last release: April 2016
The crop condition map, kindly provided by the GEO Global Agricultural Monitoring initiative (GEOGLAM), synthesizes information for all four AMIS crops in major growing areas. Assessments are based on a combination of national and regional crop analyst inputs along with earth observation data. Crops that are in other than favourable conditions are displayed on the map with their crop symbol.
Crop conditions at a glance
- Wheat: In the northern hemisphere, conditions continue to be largely favourable for the winter wheat crop, which is resuming vegetative growth following winter dormancy. Conditions in Ukraine have improved since last month however some concern remains over the poor establishment in the fall. The southern hemisphere is currently out of season.
- Maize: In the southern hemisphere, conditions continue to be relatively favourable, with the notable exception of South Africa, where they remain poor over the western production regions despite recent rains. The northern hemisphere is still largely out of season with the exception of India, Mexico and China where conditions are favourable.
- Rice: El Niño continues to cause concern and impact conditions in southeast Asia, especially in Thailand. Conditions in India deteriorated due to unfavourable moisture levels while in the other countries they remain generally favourable.
- Soybeans: In the southern hemisphere, conditions remain generally favourable. However, in Brazil concern remains due to reduced rainfall in the northern and northeastern regions. The northern hemisphere is currently out of season.
El Niño declining

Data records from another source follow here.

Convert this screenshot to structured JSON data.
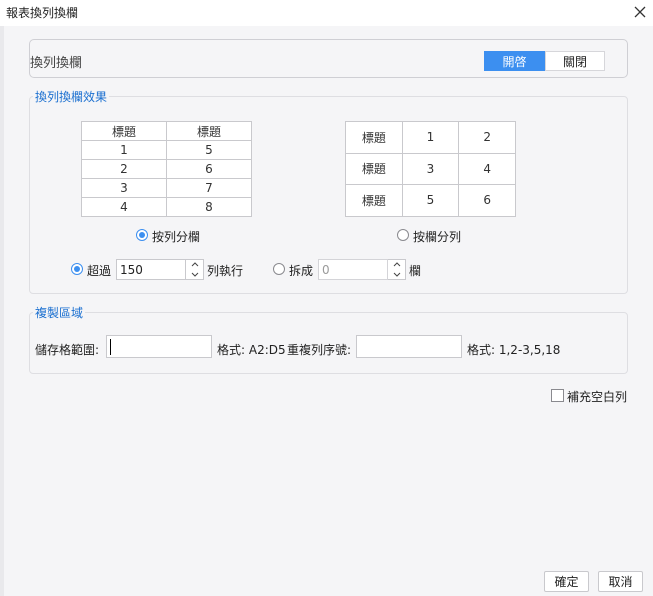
{
  "window": {
    "title": "報表換列換欄"
  },
  "toggle": {
    "label": "換列換欄",
    "on_label": "開啓",
    "off_label": "關閉",
    "selected": "開啓",
    "accent": "#3c8ff0"
  },
  "effect": {
    "title": "換列換欄效果",
    "by_row": {
      "headers": [
        "標題",
        "標題"
      ],
      "rows": [
        [
          "1",
          "5"
        ],
        [
          "2",
          "6"
        ],
        [
          "3",
          "7"
        ],
        [
          "4",
          "8"
        ]
      ],
      "radio_label": "按列分欄",
      "selected": true
    },
    "by_col": {
      "rows": [
        [
          "標題",
          "1",
          "2"
        ],
        [
          "標題",
          "3",
          "4"
        ],
        [
          "標題",
          "5",
          "6"
        ]
      ],
      "radio_label": "按欄分列",
      "selected": false
    },
    "exceed": {
      "label": "超過",
      "value": "150",
      "suffix": "列執行",
      "selected": true
    },
    "split": {
      "label": "拆成",
      "value": "0",
      "suffix": "欄",
      "selected": false
    }
  },
  "copy": {
    "title": "複製區域",
    "range_label": "儲存格範圍:",
    "range_value": "",
    "range_format": "格式: A2:D5",
    "repeat_label": "重複列序號:",
    "repeat_value": "",
    "repeat_format": "格式: 1,2-3,5,18"
  },
  "fill_blank": {
    "label": "補充空白列",
    "checked": false
  },
  "buttons": {
    "ok": "確定",
    "cancel": "取消"
  }
}
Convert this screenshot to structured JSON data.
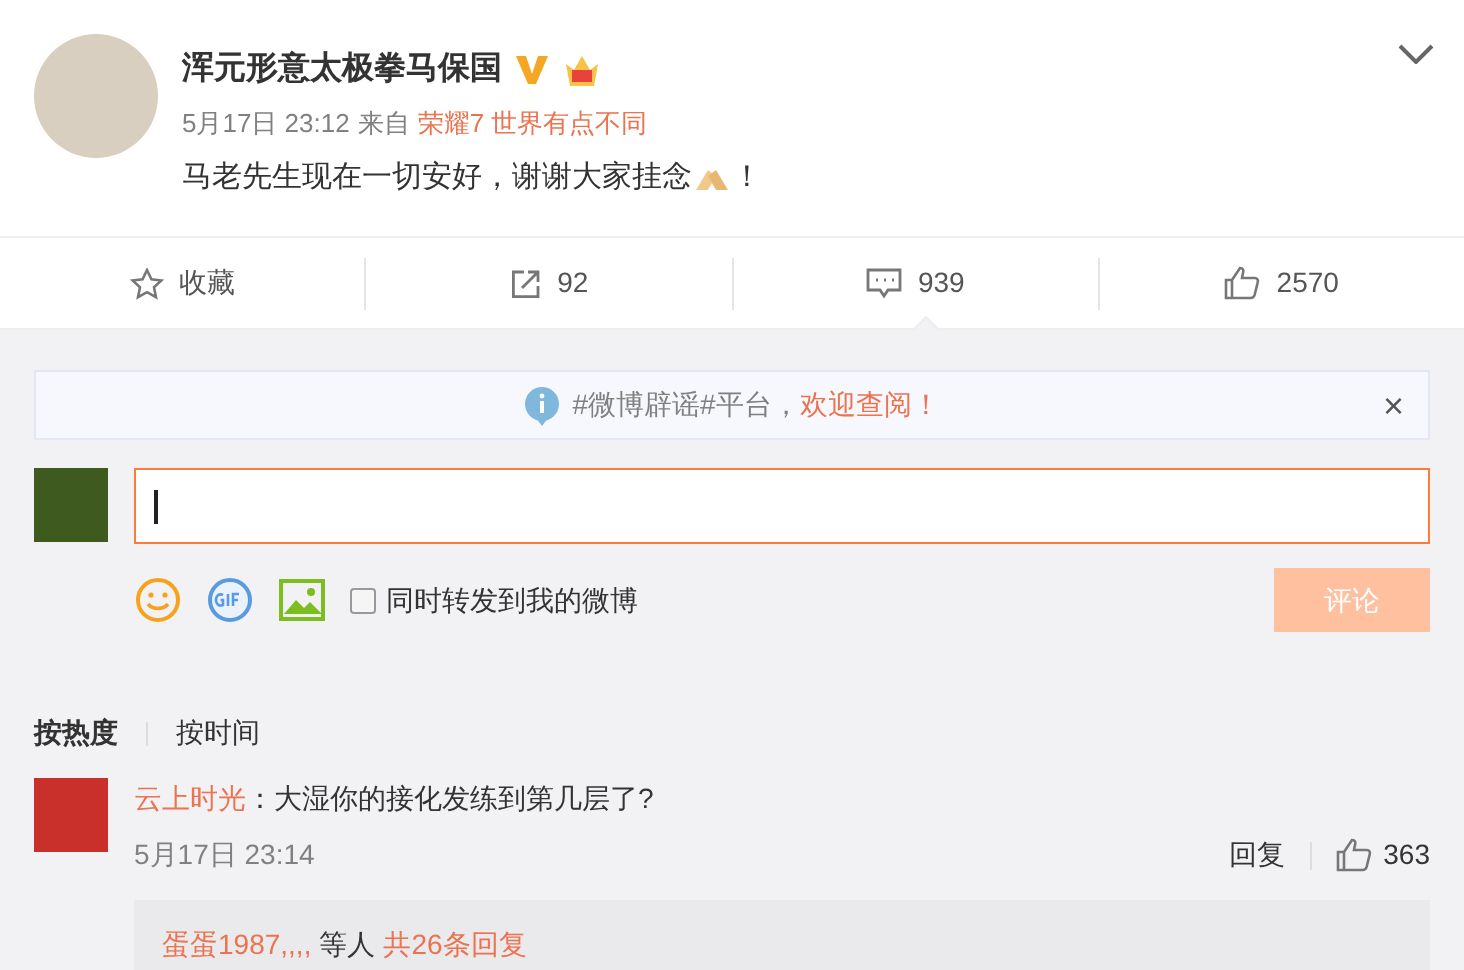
{
  "post": {
    "author": "浑元形意太极拳马保国",
    "time": "5月17日 23:12",
    "from_label": "来自",
    "source": "荣耀7 世界有点不同",
    "text_before": "马老先生现在一切安好，谢谢大家挂念",
    "text_after": "！"
  },
  "actions": [
    {
      "kind": "favorite",
      "label": "收藏"
    },
    {
      "kind": "repost",
      "label": "92"
    },
    {
      "kind": "comment",
      "label": "939"
    },
    {
      "kind": "like",
      "label": "2570"
    }
  ],
  "notice": {
    "text": "#微博辟谣#平台，",
    "link": "欢迎查阅！",
    "close": "×"
  },
  "composer": {
    "also_repost": {
      "label": "同时转发到我的微博",
      "checked": false
    },
    "submit": "评论"
  },
  "sort_tabs": [
    {
      "label": "按热度",
      "selected": true
    },
    {
      "label": "按时间",
      "selected": false
    }
  ],
  "comments": [
    {
      "user": "云上时光",
      "text": "：大湿你的接化发练到第几层了?",
      "time": "5月17日 23:14",
      "reply": "回复",
      "likes": "363",
      "replies": {
        "users": "蛋蛋1987,,,,",
        "others": "等人",
        "count": "共26条回复"
      }
    }
  ]
}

The ongoing El Niño continues to decline from its peak strength in late 2015, with neutral conditions expected by June. According to several UN agency estimates, it has already resulted in 60 million people affected by droughts, floods and extreme weather and its aftermath impact on food security is expected to continue well into 2017. Late arriving rains in Southern Africa this past month provided relief for pastures and water supplies, but are too late to mitigate widespread and severe drought impacts on crop production. Significant precipitation also arrived in March in Central Asia, likewise later than usual, in this case improving summer water supply prospects for important areas of irrigated agriculture in Afghanistan, Pakistan, and Tajikistan. Drought is expected to continue through June in Southeast Asia and across northern South America, including northeast Brazil, while in the same period southeast Brazil and Uruguay should see continuation of above average rainfall. No El Niño impacts are anticipated in the main summer growing season (June-July-August) of North America, Europe, Russia, China, and India. Thereafter, neutral conditions could persist through the last quarter of 2016, or there is a possibility of transition to La Niña. Odds of reverting to El Niño are low. A review of past El Niño events and model projections for October-December 2016 puts the probabilities at approximately 50 percent for La Niña, 40 percent for neutral, and 10 percent for El Niño.